Summer resorts and beaches.
This type of tourism was the first to be developed in Spain, and today, generates the most income for the Spanish economy. The mild climate during the whole year and the extensive sandy beaches of the Mediterranean and Atlantic Ocean as well as of its two archipelagoes (the Balearic Islands and the Canary Islands respectively) have been attracting tourists from Northern Europe for decades. The leading source markets of Spanish beach tourism are the UK (around 24% of the total arrivals in Spain in recent years), Germany and France (around 15-16% each), followed by Scandinavia and Italy (around 7% each) and the Netherlands (around 5%).
The most popular Spanish coasts are on its Mediterranean side, and include, from north to south clockwise:
- The Costa Brava, the Costa Daurada and the Costa del Maresme, in the autonomous community of Catalonia, very popular with visitors from France as well as inland Spain, with notable resorts like Salou and the city of Barcelona.
- The Costa Blanca, (one of the most developed coastal areas of Spain, extremely popular for tourists from the United Kingdom and Germany, with Benidorm as the leading summer city of Spain) and the Costa del Azahar are both in the Valencian Community.
- The Costa Cálida in the Region of Murcia and the Mar Menor, a lagoon by the Mediterranean sea.
- The Costa de Almería, the Costa Tropical, the Costa del Sol and the Costa de la Luz, all in the community of Andalusia. Some of the summer destinations here are renowned worldwide, such as Marbella in Málaga Province or Sotogrande in Cádiz province, both destinations for tourists and summer residents with big purchasing power. The city of Málaga is a notable Costa del Sol destination and also one of the largest harbours in Spain and frequented by cruise ships.
Spain’s two archipelagoes, the Balearic Islands off the mainland coast in the Mediterranean and the volcanic Canary Islands in the Atlantic, are also both very popular destinations with Spaniards and Europeans.

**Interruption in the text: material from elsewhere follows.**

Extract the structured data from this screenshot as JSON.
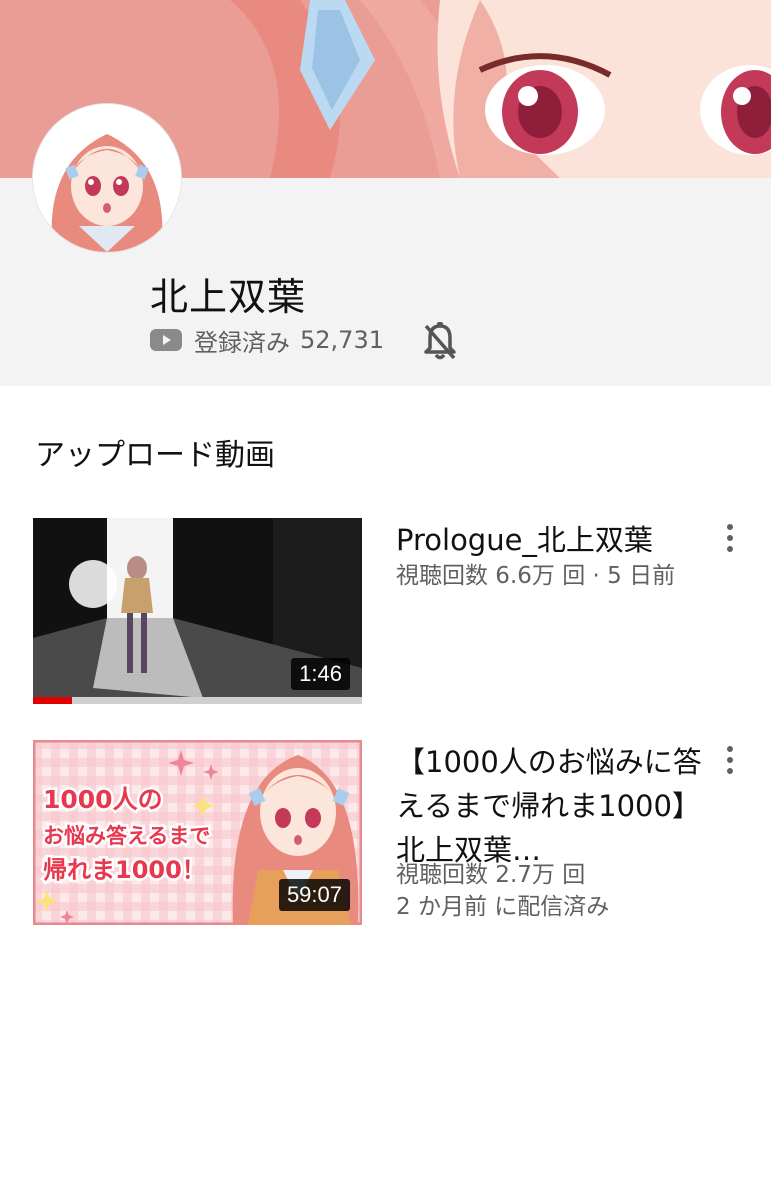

In addition to the summer tourism, other modalities like cultural and monumental tourism congresses, sport or fun tourism have been developed in these areas, including such famous cities as Barcelona and Valencia, the biggest harbours of the Spanish Mediterranean coast.

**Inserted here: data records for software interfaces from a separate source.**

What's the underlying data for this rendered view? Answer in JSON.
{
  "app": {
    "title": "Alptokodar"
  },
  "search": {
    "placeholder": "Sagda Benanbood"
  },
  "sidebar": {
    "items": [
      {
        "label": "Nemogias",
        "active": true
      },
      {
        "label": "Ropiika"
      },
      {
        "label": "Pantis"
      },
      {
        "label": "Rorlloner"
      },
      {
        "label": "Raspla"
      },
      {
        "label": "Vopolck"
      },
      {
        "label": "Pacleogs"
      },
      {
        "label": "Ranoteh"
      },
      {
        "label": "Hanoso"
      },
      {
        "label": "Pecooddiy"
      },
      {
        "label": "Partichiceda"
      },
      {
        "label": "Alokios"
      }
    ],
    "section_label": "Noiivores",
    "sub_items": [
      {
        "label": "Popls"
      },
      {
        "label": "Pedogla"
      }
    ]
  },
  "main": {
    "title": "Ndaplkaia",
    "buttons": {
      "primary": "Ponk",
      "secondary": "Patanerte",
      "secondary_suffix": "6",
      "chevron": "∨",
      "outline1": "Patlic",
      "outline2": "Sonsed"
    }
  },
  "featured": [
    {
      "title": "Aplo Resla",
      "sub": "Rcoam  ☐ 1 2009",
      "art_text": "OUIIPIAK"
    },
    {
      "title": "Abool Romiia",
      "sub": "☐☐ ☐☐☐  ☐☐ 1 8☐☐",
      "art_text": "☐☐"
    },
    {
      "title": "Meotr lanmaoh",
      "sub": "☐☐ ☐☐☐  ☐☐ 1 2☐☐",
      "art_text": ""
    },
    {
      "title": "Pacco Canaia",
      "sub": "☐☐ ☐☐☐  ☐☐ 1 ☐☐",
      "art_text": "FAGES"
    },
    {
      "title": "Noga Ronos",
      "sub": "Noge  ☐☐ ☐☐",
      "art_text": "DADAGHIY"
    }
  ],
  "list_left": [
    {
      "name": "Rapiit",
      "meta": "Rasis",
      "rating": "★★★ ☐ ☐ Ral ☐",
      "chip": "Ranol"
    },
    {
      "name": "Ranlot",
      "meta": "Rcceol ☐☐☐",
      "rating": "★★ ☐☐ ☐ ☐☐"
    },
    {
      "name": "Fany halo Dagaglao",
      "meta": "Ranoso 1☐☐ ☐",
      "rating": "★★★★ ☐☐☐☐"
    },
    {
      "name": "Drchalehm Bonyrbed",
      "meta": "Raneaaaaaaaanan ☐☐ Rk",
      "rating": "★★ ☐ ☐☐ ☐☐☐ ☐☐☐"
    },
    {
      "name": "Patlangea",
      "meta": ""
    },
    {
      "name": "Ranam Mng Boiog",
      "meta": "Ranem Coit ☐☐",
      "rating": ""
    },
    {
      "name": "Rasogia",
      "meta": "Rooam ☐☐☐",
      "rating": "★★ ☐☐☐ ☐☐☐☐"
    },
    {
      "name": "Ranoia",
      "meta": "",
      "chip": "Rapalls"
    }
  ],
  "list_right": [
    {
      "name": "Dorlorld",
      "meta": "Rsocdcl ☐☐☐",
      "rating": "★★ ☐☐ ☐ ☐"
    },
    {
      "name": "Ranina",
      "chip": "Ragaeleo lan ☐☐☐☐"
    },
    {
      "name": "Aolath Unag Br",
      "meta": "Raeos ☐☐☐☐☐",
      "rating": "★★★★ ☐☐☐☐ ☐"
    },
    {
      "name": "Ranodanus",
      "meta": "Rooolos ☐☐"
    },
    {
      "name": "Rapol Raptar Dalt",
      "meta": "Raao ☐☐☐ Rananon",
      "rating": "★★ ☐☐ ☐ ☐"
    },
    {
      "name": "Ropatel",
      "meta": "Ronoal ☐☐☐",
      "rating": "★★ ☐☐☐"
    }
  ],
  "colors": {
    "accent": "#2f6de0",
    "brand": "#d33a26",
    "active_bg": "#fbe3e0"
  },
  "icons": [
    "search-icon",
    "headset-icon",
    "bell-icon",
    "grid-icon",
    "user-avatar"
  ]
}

Many coastal or island places also have great ecological and natural importance. Theme Parks like PortAventura, Terra Mítica or diverse water-fun parks are also popular.
In 2014 Spain broke its own record of blue flag beaches, achieving 681 flags and becoming the leader in the Northern hemisphere. Spain is also the leader in blue flags for marinas.
Spain, as the second most mountainous country of Europe, is full of high mountains and good ski resorts, with famous ski slopes all over Spain, including the Pyrenees, the Sistema Central, the Sistema Ibérico and Sierra Nevada. For the most part, the main crest forms a massive divider between France and Spain, with the tiny country of Andorra sandwiched in between. The Crown of Aragon and the Kingdom of Navarre have historically extended on both sides of the mountain range, with small northern portions now in France and much larger southern parts now in Spain.
Sierra Nevada in Spain is a popular tourist destination, as its high peaks make skiing possible in one of Europe’s most southerly ski resorts, in an area along the Mediterranean Sea predominantly known for its warm temperatures and abundant sunshine. At its foothills is found the city of Granada and, a little further, Almería and Málaga.
Parts of the range have been included in the Sierra Nevada National Park. The range has also been declared a biosphere reserve. The Sierra Nevada Observatory is located on the northern slopes at an elevation of 2,800 metres (9,200 ft). The Sierra Nevada was formed during the Alpine Orogeny, a mountain-building event that also formed the European Alps to the east and the Atlas Mountains of northern Africa across the Mediterranean Sea to the south. The Sierra as observed today formed during the Paleogene and Neogene Periods (66 to 1.8 million years ago) from the collision of the African and Eurasian continental plates.
|Visa requirements||Visa in not needed for EU citizens.|
|Area (km2)||504,645 km2|